Mitsuhashi, T., Mitsumoto, M., Kitamura., Y., Tamashita, Y., and Ozawa, S. (1988) Age associates changes in melting points and fatty acid composition in certain adipose tissues from Japan black steers. Bulletin Chugoku National Agricultural Experiment Station. 2, 43-51.

20.
Nam, K. C., Du, M., Jo, V., and Ahn, D. Y. (2001) Cholesterol oxidation products in irradiated raw meat with different packaging and storage time. Meat Sci. 58, 431-435. crossref(new window)

21.
Oka, A., Iwaki, F., Dohgo, T., Ohtagaki, S., Noda, M., Shiozaki, T., Endoh, O., and Ozaki, M. (2002) Genetic effects on fatty acid composition of carcass fat of Japanese Black Wagyu steers. J. Anim. Sci. 80, 1005-1011.

22.
Park, P. W. and Goins, R. E. (1994) In situ preparation of fatty acid methyl esters for analysis of fatty acid composition in foods. J. Food. Sci. 72 (suppl. 2). pp. 5.

23.
Russo, C., Preziuso, G., Casarosa, L., Campodoni, G., and Cianci, D. (1999) Effect of diet energy source on the chemical physical characteristics of meat and depot fat of lamb carcasses. Small. Rumin. Res. 33, 77-85. crossref(new window)

24.
SAS (2002) SAS/STAT Software for PC. SAS/STAT User's guide : Statics SAS In., Cary, NC, USA.

25.
Shaver, R. D., Satter, L. D. and Jorgensen, N. A. (1988). Impact of forage fiber content on digestion and digesta passage in lactating dairy cows.
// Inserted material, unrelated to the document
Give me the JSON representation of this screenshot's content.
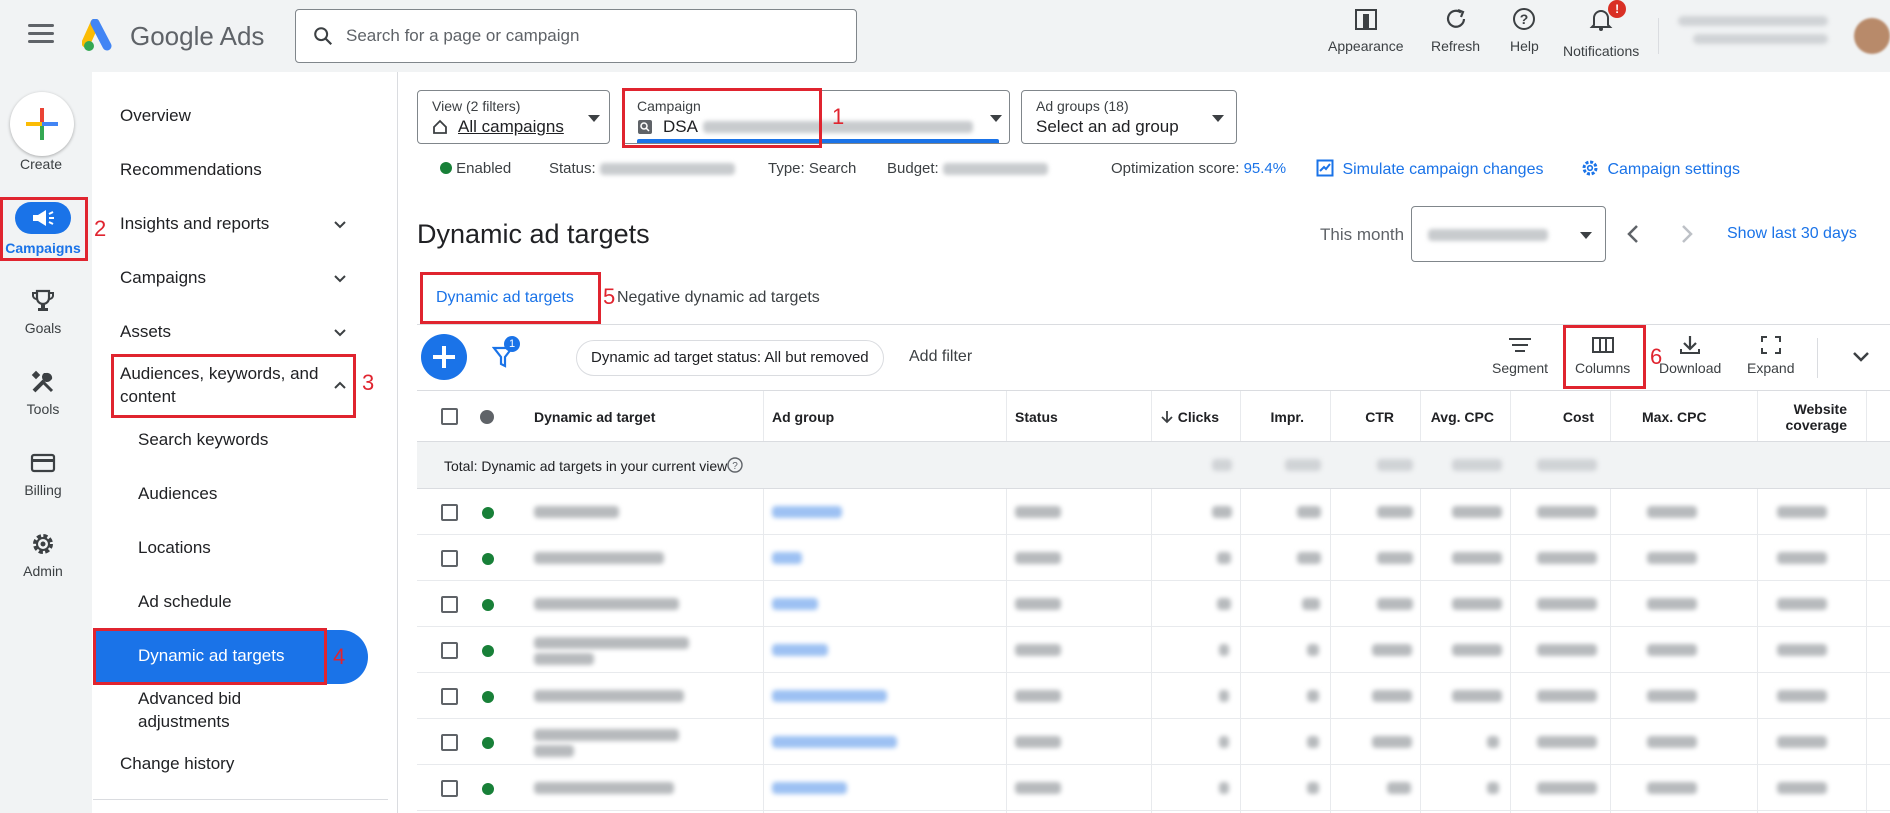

J. Dairy Sci. 71, 1556-1565. crossref(new window)

26.
Sturdivant, C. A., Lunt, D. K., Smith, C., and Smith, S. B. (1992) Fatty acid composition of subcutaneous and intramuscular adipose tissues and M. longissimus dorsi of Wagyu cattle. Meat Sci. 32, 449-458. crossref(new window)

27.
Titi, H. H., Tabbaa, M. J., Amasheh, M. G., Barakeh, F., and Daqamseh, B. (2000) Comparative performance of awassi lambs and black goat kids on different crude protein levels in Jordan. Small Rumin. Res. 37, 131-135. crossref(new window)

28.
Waldman, R. C., Suess, G. G., and Brungardt, V. H. (1968) Fatty acids of certain bovine tissue and their association with growth, carcass and palatability traits. J. Anim. Sci. 27, 632- 635.

29.
Westerling, D. B. and Hderick, H. B. (1979) Fatty acid composition of bovine lipids as influenced by diet, sex and anatomical location and relationship to sensory characteristics. J. Anim. Sci. 48, 1343-1348.